Year 12 and Beyond: Transferring Degrees: Myth or Mountain?

Oh the HSC, what a terrible time. Two years of subject choices, parent-teacher nights, seminars, open days, exams, assessments. And what about the rhetoric behind it all? If my teachers were to be believed, Year 12 was in its purest form a high-stakes test of endurance resulting in a ranking which would make or break the university careers of every student in NSW- all 20,000 of us.

But hold on a minute, what if someone had a bad day during English? Or what if I was late to an exam because I’d just got my P plates and hadn’t yet learned how to read the morning traffic? What if Johnny from next door turned 18 the night before Modern History and was too hung-over to write? Yes, in a year where many, if not most students were well and truly over high school could it really be that our performance in Year 12 would make or break our chances of making it in ‘the real world?’
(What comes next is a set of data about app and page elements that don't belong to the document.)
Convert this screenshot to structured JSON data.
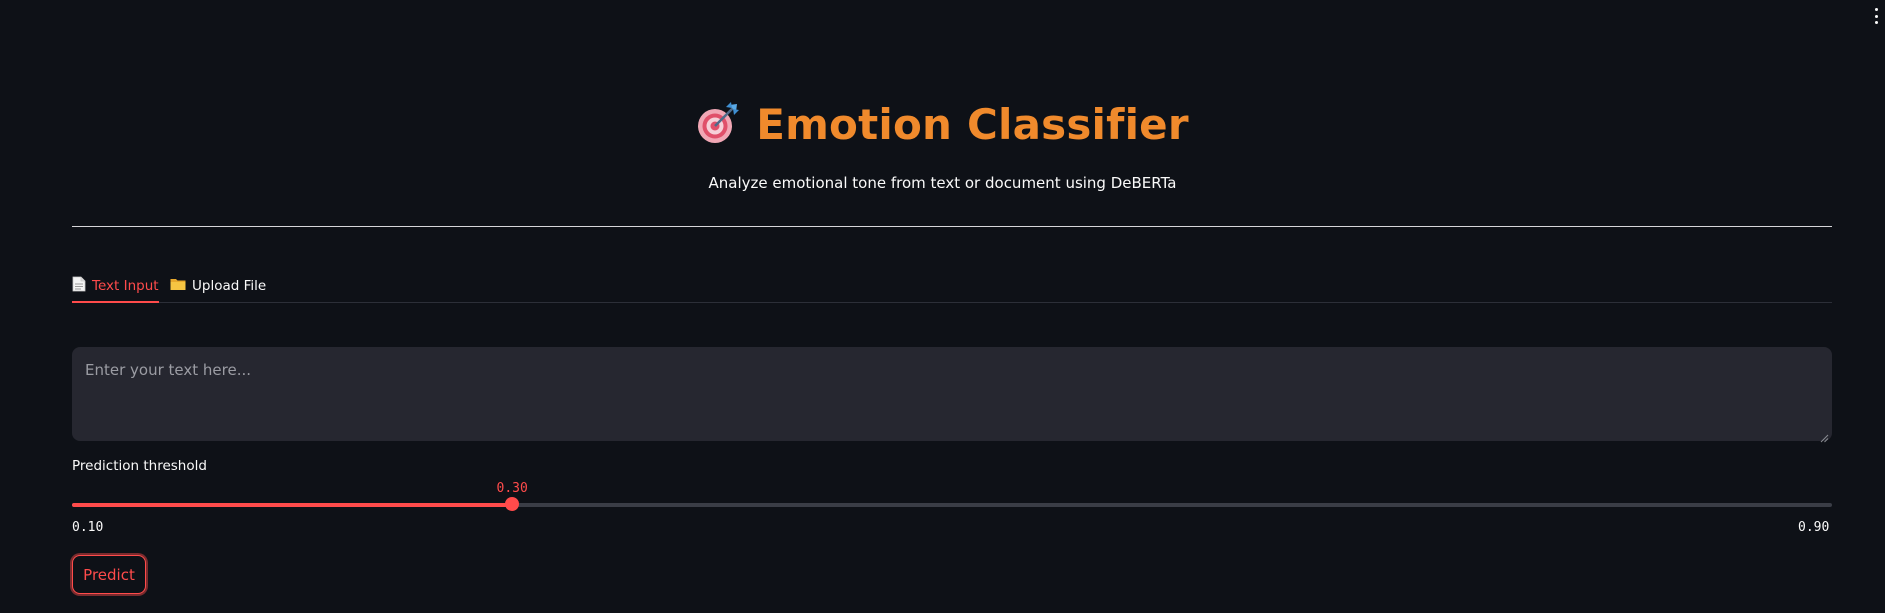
{
  "header": {
    "title": "Emotion Classifier",
    "title_icon": "target-icon",
    "subtitle": "Analyze emotional tone from text or document using DeBERTa"
  },
  "tabs": [
    {
      "label": "Text Input",
      "icon": "document-icon",
      "active": true
    },
    {
      "label": "Upload File",
      "icon": "folder-icon",
      "active": false
    }
  ],
  "text_input": {
    "value": "",
    "placeholder": "Enter your text here..."
  },
  "threshold": {
    "label": "Prediction threshold",
    "value": "0.30",
    "min": "0.10",
    "max": "0.90",
    "fraction": 0.25
  },
  "actions": {
    "predict_label": "Predict"
  },
  "colors": {
    "accent": "#ff4b4b",
    "title": "#f08a2c",
    "background": "#0e1117",
    "input_bg": "#262730"
  }
}
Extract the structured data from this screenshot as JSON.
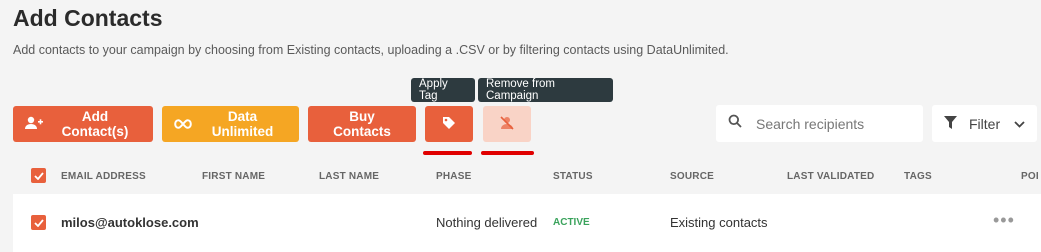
{
  "page": {
    "title": "Add Contacts",
    "description": "Add contacts to your campaign by choosing from Existing contacts, uploading a .CSV or by filtering contacts using DataUnlimited."
  },
  "toolbar": {
    "add_contacts": "Add Contact(s)",
    "data_unlimited": "Data Unlimited",
    "buy_contacts": "Buy Contacts",
    "apply_tag_tooltip": "Apply Tag",
    "remove_tooltip": "Remove from Campaign"
  },
  "search": {
    "placeholder": "Search recipients"
  },
  "filter": {
    "label": "Filter"
  },
  "table": {
    "columns": [
      "EMAIL ADDRESS",
      "FIRST NAME",
      "LAST NAME",
      "PHASE",
      "STATUS",
      "SOURCE",
      "LAST VALIDATED",
      "TAGS",
      "POI"
    ],
    "rows": [
      {
        "email": "milos@autoklose.com",
        "first_name": "",
        "last_name": "",
        "phase": "Nothing delivered",
        "status": "ACTIVE",
        "source": "Existing contacts",
        "last_validated": "",
        "tags": "",
        "actions": "•••"
      }
    ]
  },
  "colors": {
    "accent": "#e8603c",
    "yellow": "#f5a623",
    "tooltip": "#2d3a3f",
    "status_active": "#3aa35c",
    "highlight": "#e00000"
  }
}
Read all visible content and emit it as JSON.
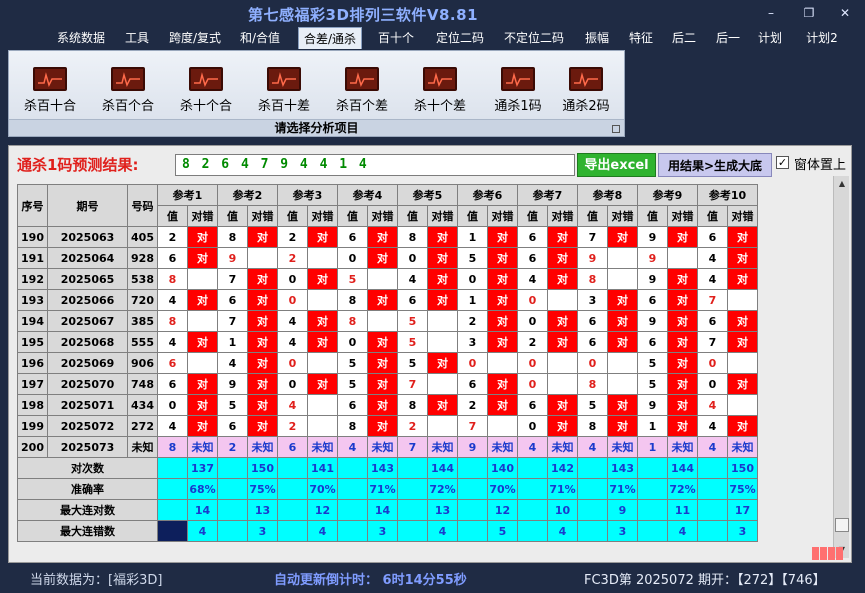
{
  "window": {
    "title": "第七感福彩3D排列三软件V8.81",
    "buttons": [
      "minimize-icon",
      "restore-icon",
      "close-icon"
    ]
  },
  "menu": [
    "系统数据",
    "工具",
    "跨度/复式",
    "和/合值",
    "合差/通杀",
    "百十个",
    "定位二码",
    "不定位二码",
    "振幅",
    "特征",
    "后二",
    "后一",
    "计划",
    "计划2"
  ],
  "menu_active": "合差/通杀",
  "ribbon": {
    "buttons": [
      "杀百十合",
      "杀百个合",
      "杀十个合",
      "杀百十差",
      "杀百个差",
      "杀十个差",
      "通杀1码",
      "通杀2码"
    ],
    "caption": "请选择分析项目"
  },
  "result": {
    "label": "通杀1码预测结果:",
    "value": "8 2 6 4 7 9 4 4 1 4",
    "export_label": "导出excel",
    "generate_label": "用结果>生成大底",
    "pin_label": "窗体置上",
    "pin_checked": true
  },
  "grid": {
    "headers": [
      "序号",
      "期号",
      "号码"
    ],
    "ref_headers": [
      "参考1",
      "参考2",
      "参考3",
      "参考4",
      "参考5",
      "参考6",
      "参考7",
      "参考8",
      "参考9",
      "参考10"
    ],
    "sub_headers": [
      "值",
      "对错"
    ],
    "ok_text": "对",
    "rows": [
      {
        "seq": "190",
        "issue": "2025063",
        "num": "405",
        "cells": [
          [
            "2",
            true
          ],
          [
            "8",
            true
          ],
          [
            "2",
            true
          ],
          [
            "6",
            true
          ],
          [
            "8",
            true
          ],
          [
            "1",
            true
          ],
          [
            "6",
            true
          ],
          [
            "7",
            true
          ],
          [
            "9",
            true
          ],
          [
            "6",
            true
          ]
        ]
      },
      {
        "seq": "191",
        "issue": "2025064",
        "num": "928",
        "cells": [
          [
            "6",
            true
          ],
          [
            "9",
            false
          ],
          [
            "2",
            false
          ],
          [
            "0",
            true
          ],
          [
            "0",
            true
          ],
          [
            "5",
            true
          ],
          [
            "6",
            true
          ],
          [
            "9",
            false
          ],
          [
            "9",
            false
          ],
          [
            "4",
            true
          ]
        ]
      },
      {
        "seq": "192",
        "issue": "2025065",
        "num": "538",
        "cells": [
          [
            "8",
            false
          ],
          [
            "7",
            true
          ],
          [
            "0",
            true
          ],
          [
            "5",
            false
          ],
          [
            "4",
            true
          ],
          [
            "0",
            true
          ],
          [
            "4",
            true
          ],
          [
            "8",
            false
          ],
          [
            "9",
            true
          ],
          [
            "4",
            true
          ]
        ]
      },
      {
        "seq": "193",
        "issue": "2025066",
        "num": "720",
        "cells": [
          [
            "4",
            true
          ],
          [
            "6",
            true
          ],
          [
            "0",
            false
          ],
          [
            "8",
            true
          ],
          [
            "6",
            true
          ],
          [
            "1",
            true
          ],
          [
            "0",
            false
          ],
          [
            "3",
            true
          ],
          [
            "6",
            true
          ],
          [
            "7",
            false
          ]
        ]
      },
      {
        "seq": "194",
        "issue": "2025067",
        "num": "385",
        "cells": [
          [
            "8",
            false
          ],
          [
            "7",
            true
          ],
          [
            "4",
            true
          ],
          [
            "8",
            false
          ],
          [
            "5",
            false
          ],
          [
            "2",
            true
          ],
          [
            "0",
            true
          ],
          [
            "6",
            true
          ],
          [
            "9",
            true
          ],
          [
            "6",
            true
          ]
        ]
      },
      {
        "seq": "195",
        "issue": "2025068",
        "num": "555",
        "cells": [
          [
            "4",
            true
          ],
          [
            "1",
            true
          ],
          [
            "4",
            true
          ],
          [
            "0",
            true
          ],
          [
            "5",
            false
          ],
          [
            "3",
            true
          ],
          [
            "2",
            true
          ],
          [
            "6",
            true
          ],
          [
            "6",
            true
          ],
          [
            "7",
            true
          ]
        ]
      },
      {
        "seq": "196",
        "issue": "2025069",
        "num": "906",
        "cells": [
          [
            "6",
            false
          ],
          [
            "4",
            true
          ],
          [
            "0",
            false
          ],
          [
            "5",
            true
          ],
          [
            "5",
            true
          ],
          [
            "0",
            false
          ],
          [
            "0",
            false
          ],
          [
            "0",
            false
          ],
          [
            "5",
            true
          ],
          [
            "0",
            false
          ]
        ]
      },
      {
        "seq": "197",
        "issue": "2025070",
        "num": "748",
        "cells": [
          [
            "6",
            true
          ],
          [
            "9",
            true
          ],
          [
            "0",
            true
          ],
          [
            "5",
            true
          ],
          [
            "7",
            false
          ],
          [
            "6",
            true
          ],
          [
            "0",
            false
          ],
          [
            "8",
            false
          ],
          [
            "5",
            true
          ],
          [
            "0",
            true
          ]
        ]
      },
      {
        "seq": "198",
        "issue": "2025071",
        "num": "434",
        "cells": [
          [
            "0",
            true
          ],
          [
            "5",
            true
          ],
          [
            "4",
            false
          ],
          [
            "6",
            true
          ],
          [
            "8",
            true
          ],
          [
            "2",
            true
          ],
          [
            "6",
            true
          ],
          [
            "5",
            true
          ],
          [
            "9",
            true
          ],
          [
            "4",
            false
          ]
        ]
      },
      {
        "seq": "199",
        "issue": "2025072",
        "num": "272",
        "cells": [
          [
            "4",
            true
          ],
          [
            "6",
            true
          ],
          [
            "2",
            false
          ],
          [
            "8",
            true
          ],
          [
            "2",
            false
          ],
          [
            "7",
            false
          ],
          [
            "0",
            true
          ],
          [
            "8",
            true
          ],
          [
            "1",
            true
          ],
          [
            "4",
            true
          ]
        ]
      }
    ],
    "unknown_row": {
      "seq": "200",
      "issue": "2025073",
      "num": "未知",
      "values": [
        "8",
        "2",
        "6",
        "4",
        "7",
        "9",
        "4",
        "4",
        "1",
        "4"
      ],
      "status": "未知"
    },
    "stats": [
      {
        "label": "对次数",
        "values": [
          "137",
          "150",
          "141",
          "143",
          "144",
          "140",
          "142",
          "143",
          "144",
          "150"
        ]
      },
      {
        "label": "准确率",
        "values": [
          "68%",
          "75%",
          "70%",
          "71%",
          "72%",
          "70%",
          "71%",
          "71%",
          "72%",
          "75%"
        ]
      },
      {
        "label": "最大连对数",
        "values": [
          "14",
          "13",
          "12",
          "14",
          "13",
          "12",
          "10",
          "9",
          "11",
          "17"
        ]
      },
      {
        "label": "最大连错数",
        "values": [
          "4",
          "3",
          "4",
          "3",
          "4",
          "5",
          "4",
          "3",
          "4",
          "3"
        ]
      }
    ]
  },
  "status_bar": {
    "current_data": "当前数据为：[福彩3D]",
    "countdown": "自动更新倒计时： 6时14分55秒",
    "draw_info": "FC3D第 2025072 期开：【272】【746】"
  },
  "colors": {
    "accent_red": "#ff0000",
    "stat_cyan": "#00ffff",
    "unknown_pink": "#f4c6f0",
    "export_green": "#2fb32f"
  }
}
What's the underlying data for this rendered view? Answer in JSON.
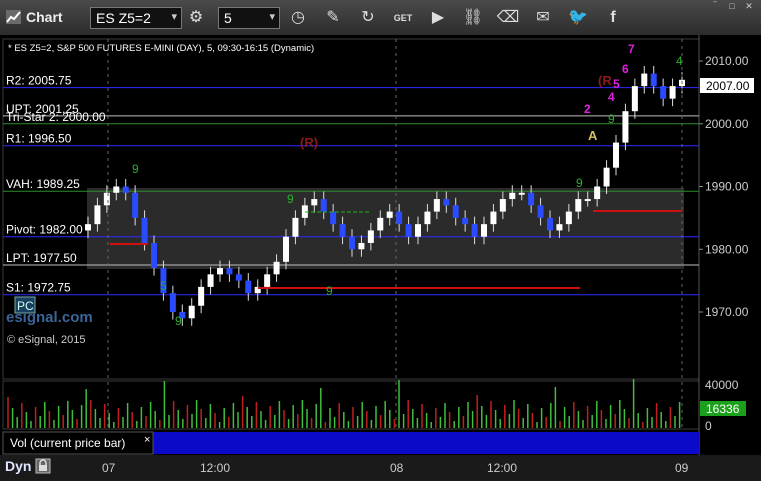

Surely something must be in students’ favor. After all Australia boasts dozens of universities, with a number of our largest regularly ranked in the top-40 worldwide. And while uni isn’t free anymore the Government is happy to subsidise three-quarters of the bill, then let us pay for it on credit with zero interest and no fixed term. Our economy was the biggest to stave off recession since 2007 and youth employment is far lower just about anywhere else so, theoretically we should be able to get jobs to pay for rent, textbooks and beer. If all the signs say it’s a great time to be a student, why all the fuss during high school?

As it turns out, there is more to university than your final Year 12 mark, and when it comes to getting in to a degree-of-choice there is in fact some room to breath. Often overlooked amid the fuss of the HSC is that each year almost half of all undergraduate applicants aren’t schooleavers. In NSW, for example roughly 40% of annual UAC applicants have already begun some form of tertiary study, or simply taken time off since high school.

Many of the thousands of students who miss out on their first-choice take a path of transferring degrees partway through their studies. Typically, universities accept a balance of both Year 12 and tertiary results so there is a very real possibility of students being able to improve their entrance rank over time. For many, transferring into a more competitive degree is an appealing option- but it’s certainly no walk in the park.

I know this from firsthand experience as when I did my Year 12 exams, my final mark fell several marks short of my first-choice degree. After consulting a careers counselor as to what marks I would require for a successful transfer into a Commerce/Liberal Studies degree, I eventually enrolled into a Bachelor of Arts with the intention of attaining the goal of a year-end ‘distinction’ average.

And what a contest it proved to be. No sooner had I left the pressure-cooker of Year 12 would I find myself again sweating over results- each time crudely recalculating my chances of reaching the goal. The saving grace of the pursuit was that I loved university and in-between hitting the books was having a blast living out of home, working part-time and running riot on the weekends.

At the end of the year I nervously calculated my grade-point average to be agonizingly close. In fact, I estimated my results to be less than 0.5 percent above the required mark. Would it be enough? Would my gamble of trying to transfer into a more competitive degree come off? As it turned out yes- I was offered a spot- but it came right down to the wire. To put it into perspective, the degree I had been shooting for had an entry rank of five points above what I received.

Transferring degrees was a hard slog and it certainly could have gone either way, but the enduring image of my studies to date is undoubtedly that the high-school entrance rank needn’t make or break a university career.

Facts and figures:


  • 1 in 10 Australian students change Universities during their undergraduate degree
  • ATARs, VTAs, etc., never change, but Universities will often consider this together with Undergraduate results
  • Consult your course advisor for a realistic estimate of what to aim for